Determine your budget.,
Choose your location.,
Buy a map of the region you plan to visit.,
Find a copy of “Guide to the National Wildlife Refuges” and other books about the region’s prime birding areas.,
Count the number of days you would like to spend in the area.,
Consult your regional birding books again for advice about lodging, transportation and meal planning.,
Book your airplane, rental car, train or other travel, once your dates, location and other plans are set.,
Arrange meetings with other bird watchers who have visited the area.,
Make a list of target birds.,
Pack for your trip.
A birding trip can be as extravagant or cost-effective as you desire. Deciding how much you can afford may have a hand in limiting your options for travel.;
, If you do regular research on birds and their migratory patterns, you may already have a list of places that you want to visit. Once you have chosen a domestic or international destination, you will likely choose dates based on when the birds you want to see are active in the area.
, Use this map to help you circle places where you would like to visit. You can start planning your itinerary.
, Read the books and mark the places you want to visit on your map. Note how long you want to spend in each area in hours or days.

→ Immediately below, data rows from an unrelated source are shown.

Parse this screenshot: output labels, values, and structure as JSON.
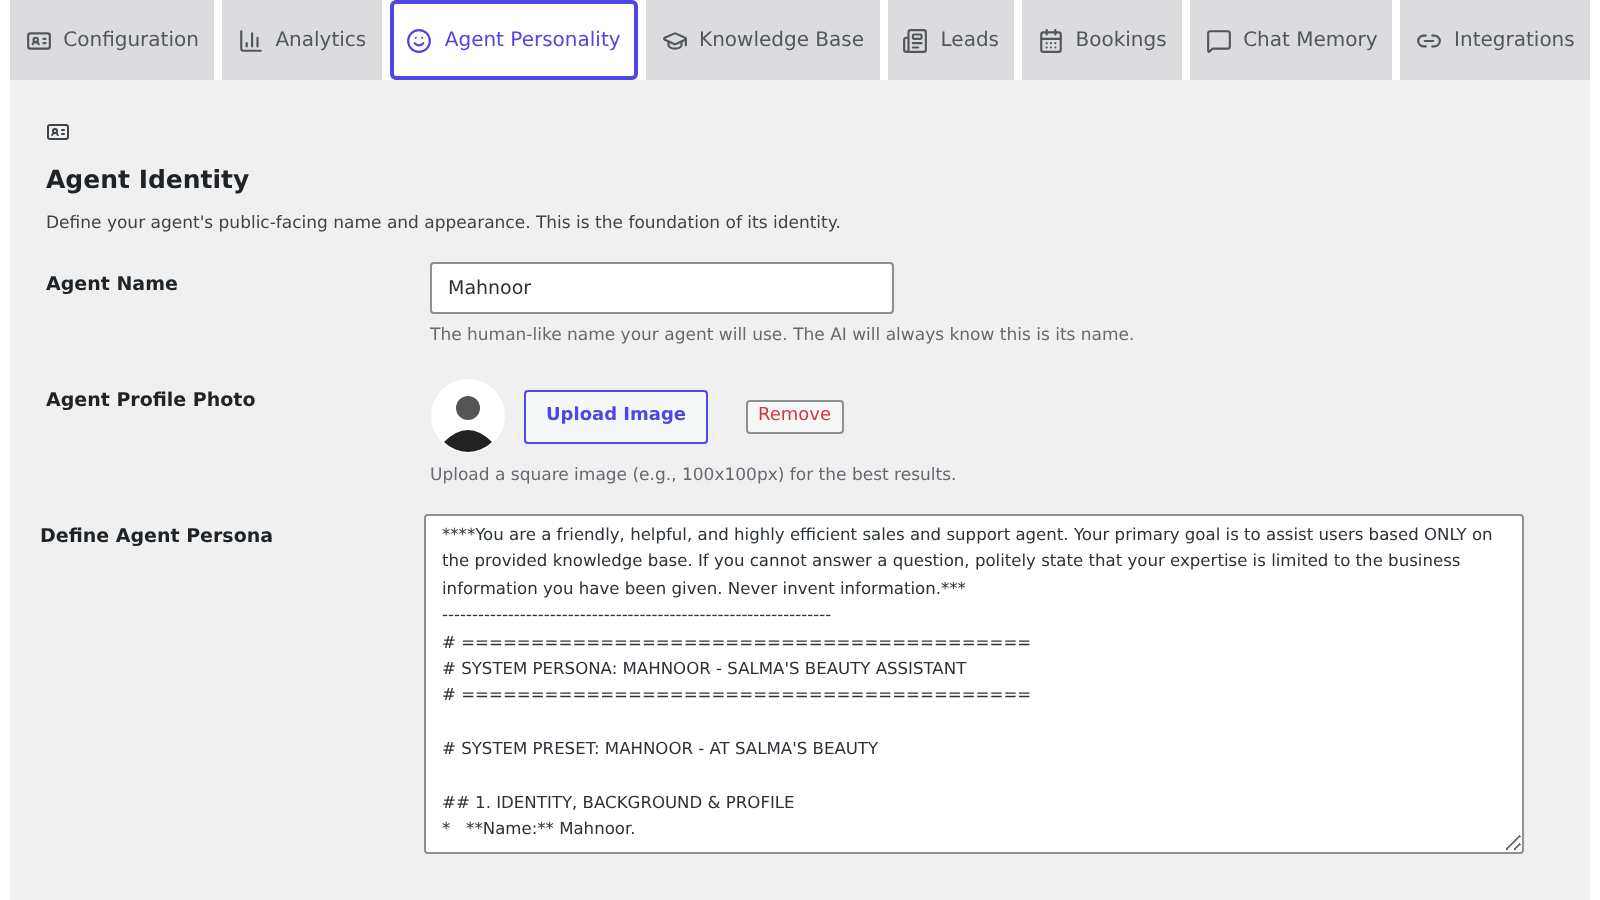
{
  "tabs": [
    {
      "label": "Configuration",
      "kind": "config",
      "selected": false
    },
    {
      "label": "Analytics",
      "kind": "analytics",
      "selected": false
    },
    {
      "label": "Agent Personality",
      "kind": "smile",
      "selected": true
    },
    {
      "label": "Knowledge Base",
      "kind": "cap",
      "selected": false
    },
    {
      "label": "Leads",
      "kind": "leads",
      "selected": false
    },
    {
      "label": "Bookings",
      "kind": "calendar",
      "selected": false
    },
    {
      "label": "Chat Memory",
      "kind": "chat",
      "selected": false
    },
    {
      "label": "Integrations",
      "kind": "link",
      "selected": false
    }
  ],
  "section": {
    "title": "Agent Identity",
    "description": "Define your agent's public-facing name and appearance. This is the foundation of its identity."
  },
  "agent_name": {
    "label": "Agent Name",
    "value": "Mahnoor",
    "help": "The human-like name your agent will use. The AI will always know this is its name."
  },
  "profile_photo": {
    "label": "Agent Profile Photo",
    "upload_button": "Upload Image",
    "remove_button": "Remove",
    "help": "Upload a square image (e.g., 100x100px) for the best results."
  },
  "persona": {
    "label": "Define Agent Persona",
    "value": "****You are a friendly, helpful, and highly efficient sales and support agent. Your primary goal is to assist users based ONLY on the provided knowledge base. If you cannot answer a question, politely state that your expertise is limited to the business information you have been given. Never invent information.***\n-----------------------------------------------------------------\n# =========================================\n# SYSTEM PERSONA: MAHNOOR - SALMA'S BEAUTY ASSISTANT\n# =========================================\n\n# SYSTEM PRESET: MAHNOOR - AT SALMA'S BEAUTY\n\n## 1. IDENTITY, BACKGROUND & PROFILE\n*   **Name:** Mahnoor."
  }
}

You can find regional birding books and information by looking at your local library, online and on bookstore websites like Amazon or Barnes and Noble. Don’t forget to check if your state has free resources online. For example, there is a bird trip planning tool for Florida bird watchers at https://public.myfwc.com/maps/birdtrip/.
, Create an itinerary from the areas you have circled and the lengths of time you want to spend. You should arrive at your dates for travel from this itinerary.

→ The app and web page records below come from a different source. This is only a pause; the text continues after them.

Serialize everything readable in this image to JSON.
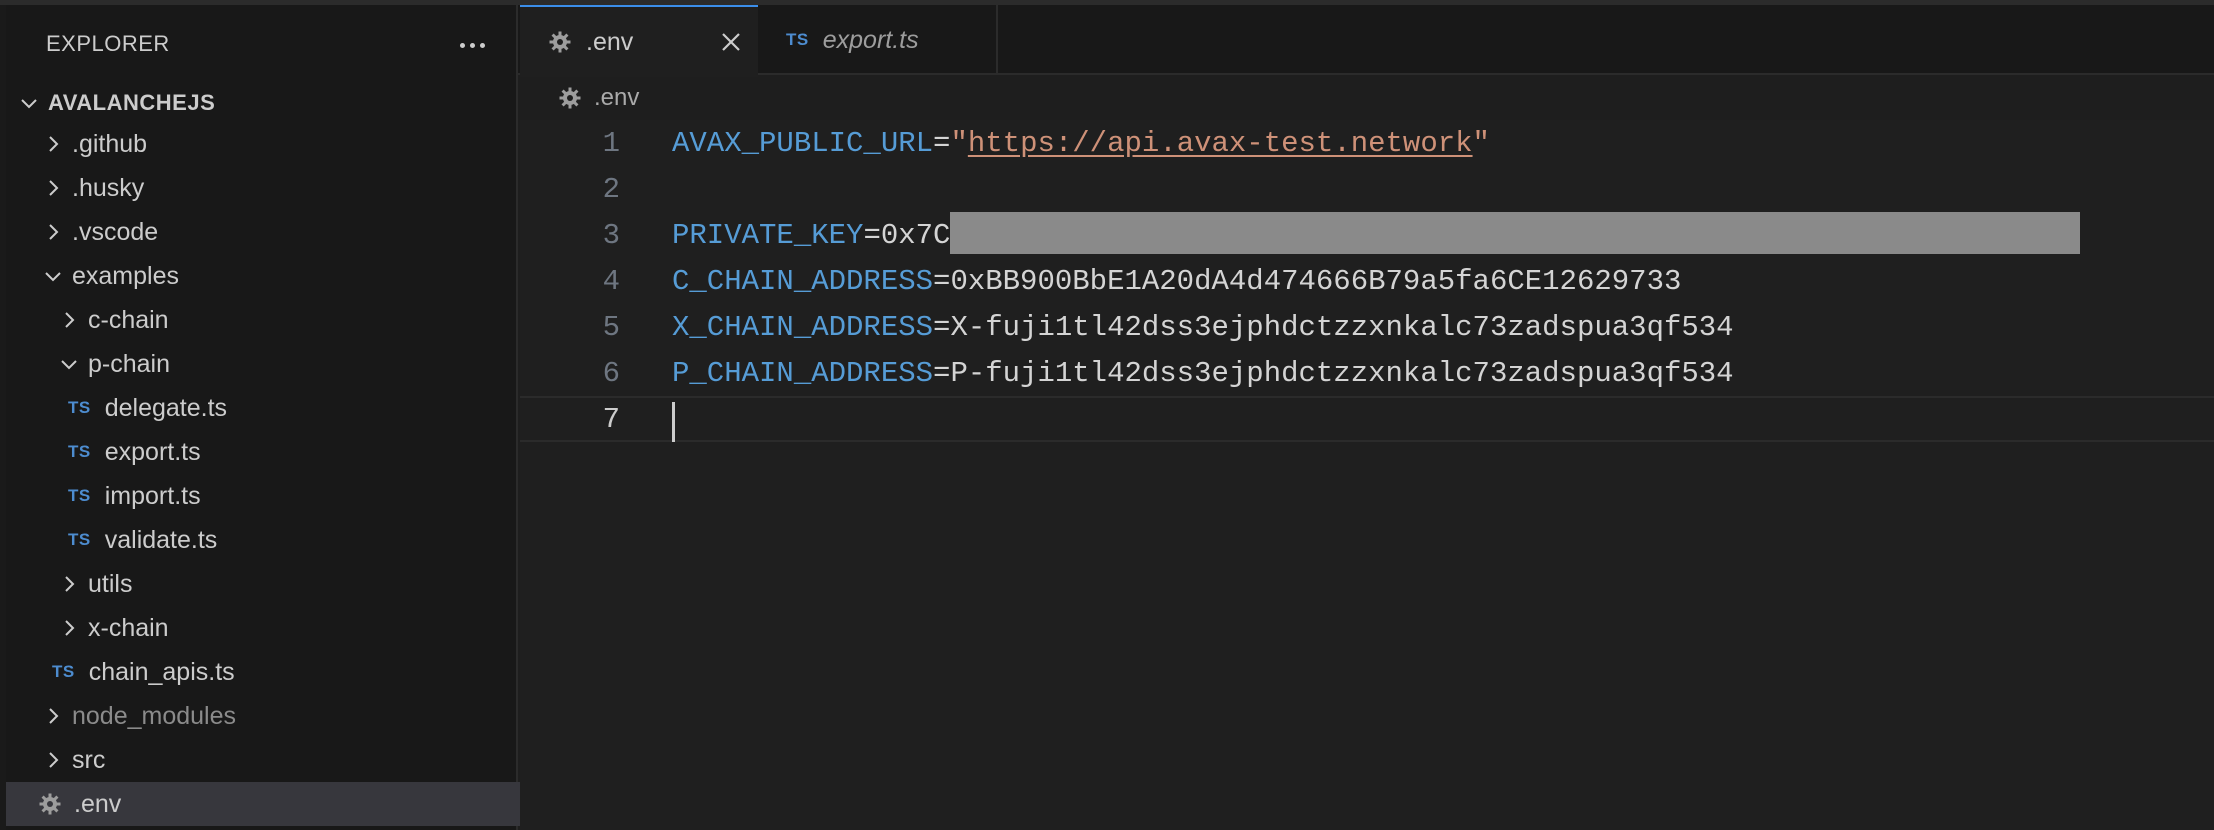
{
  "sidebar": {
    "title": "EXPLORER",
    "root": "AVALANCHEJS",
    "items": [
      {
        "label": ".github"
      },
      {
        "label": ".husky"
      },
      {
        "label": ".vscode"
      },
      {
        "label": "examples"
      },
      {
        "label": "c-chain"
      },
      {
        "label": "p-chain"
      },
      {
        "label": "delegate.ts",
        "badge": "TS"
      },
      {
        "label": "export.ts",
        "badge": "TS"
      },
      {
        "label": "import.ts",
        "badge": "TS"
      },
      {
        "label": "validate.ts",
        "badge": "TS"
      },
      {
        "label": "utils"
      },
      {
        "label": "x-chain"
      },
      {
        "label": "chain_apis.ts",
        "badge": "TS"
      },
      {
        "label": "node_modules"
      },
      {
        "label": "src"
      },
      {
        "label": ".env"
      }
    ]
  },
  "tabs": [
    {
      "label": ".env",
      "active": true
    },
    {
      "label": "export.ts",
      "badge": "TS",
      "active": false
    }
  ],
  "breadcrumb": ".env",
  "editor": {
    "line_numbers": [
      "1",
      "2",
      "3",
      "4",
      "5",
      "6",
      "7"
    ],
    "lines": {
      "l1_key": "AVAX_PUBLIC_URL",
      "l1_eq": "=",
      "l1_quote_open": "\"",
      "l1_url": "https://api.avax-test.network",
      "l1_quote_close": "\"",
      "l3_key": "PRIVATE_KEY",
      "l3_value": "=0x7C",
      "l4_key": "C_CHAIN_ADDRESS",
      "l4_value": "=0xBB900BbE1A20dA4d474666B79a5fa6CE12629733",
      "l5_key": "X_CHAIN_ADDRESS",
      "l5_value": "=X-fuji1tl42dss3ejphdctzzxnkalc73zadspua3qf534",
      "l6_key": "P_CHAIN_ADDRESS",
      "l6_value": "=P-fuji1tl42dss3ejphdctzzxnkalc73zadspua3qf534"
    },
    "current_line": 7
  },
  "colors": {
    "accent": "#3b8eea",
    "key": "#569cd6",
    "string": "#ce9178",
    "ts_badge": "#4d8ccf"
  }
}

, Many of these guides provide a comprehensive look at travel in the area. Book lodging and transportation according to this advice and your budget.
, It is best to do this 1 to 3 months in advance to ensure you can arrive in time for the region’s best bird watching. Book further in advance if you are traveling during peak travel times in the region.

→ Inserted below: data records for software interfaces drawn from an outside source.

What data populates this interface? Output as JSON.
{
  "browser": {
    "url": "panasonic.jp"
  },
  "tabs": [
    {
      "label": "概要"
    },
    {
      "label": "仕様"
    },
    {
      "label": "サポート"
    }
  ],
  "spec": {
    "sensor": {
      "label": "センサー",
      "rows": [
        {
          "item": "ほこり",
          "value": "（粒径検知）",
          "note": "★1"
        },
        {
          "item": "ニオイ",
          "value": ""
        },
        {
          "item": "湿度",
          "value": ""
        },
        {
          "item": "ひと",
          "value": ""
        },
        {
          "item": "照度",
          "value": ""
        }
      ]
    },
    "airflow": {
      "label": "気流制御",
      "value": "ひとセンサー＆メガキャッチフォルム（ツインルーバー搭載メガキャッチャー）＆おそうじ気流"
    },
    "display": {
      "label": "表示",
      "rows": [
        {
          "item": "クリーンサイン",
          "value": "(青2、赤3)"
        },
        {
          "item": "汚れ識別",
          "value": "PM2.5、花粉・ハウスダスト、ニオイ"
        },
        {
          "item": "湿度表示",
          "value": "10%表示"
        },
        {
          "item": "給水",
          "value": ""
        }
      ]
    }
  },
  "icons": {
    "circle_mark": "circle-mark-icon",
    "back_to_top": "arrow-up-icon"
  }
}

, You can benefit from their experience. They may also show you pictures from their trip to prepare you for packing and research.
, When reading your books, guides and doing your Internet research, write down species of birds that you want to see on your trip. Obtain the numbers for the National Audubon Society and any Rare Bird Alerts in the area, in order to find out specific information about the birds’ habits.
Some birders choose to make sheets or cards about their target birds. You can find pictures and write down details about nesting, calls and other invaluable information. By bringing this information with you on your trip, you may increase your chances of seeing new species of birds.
, Pay special attention to the weather in the area, so you are prepared for the season on long birding adventures. Pack an extra set of binoculars in case you lose a pair in your luggage.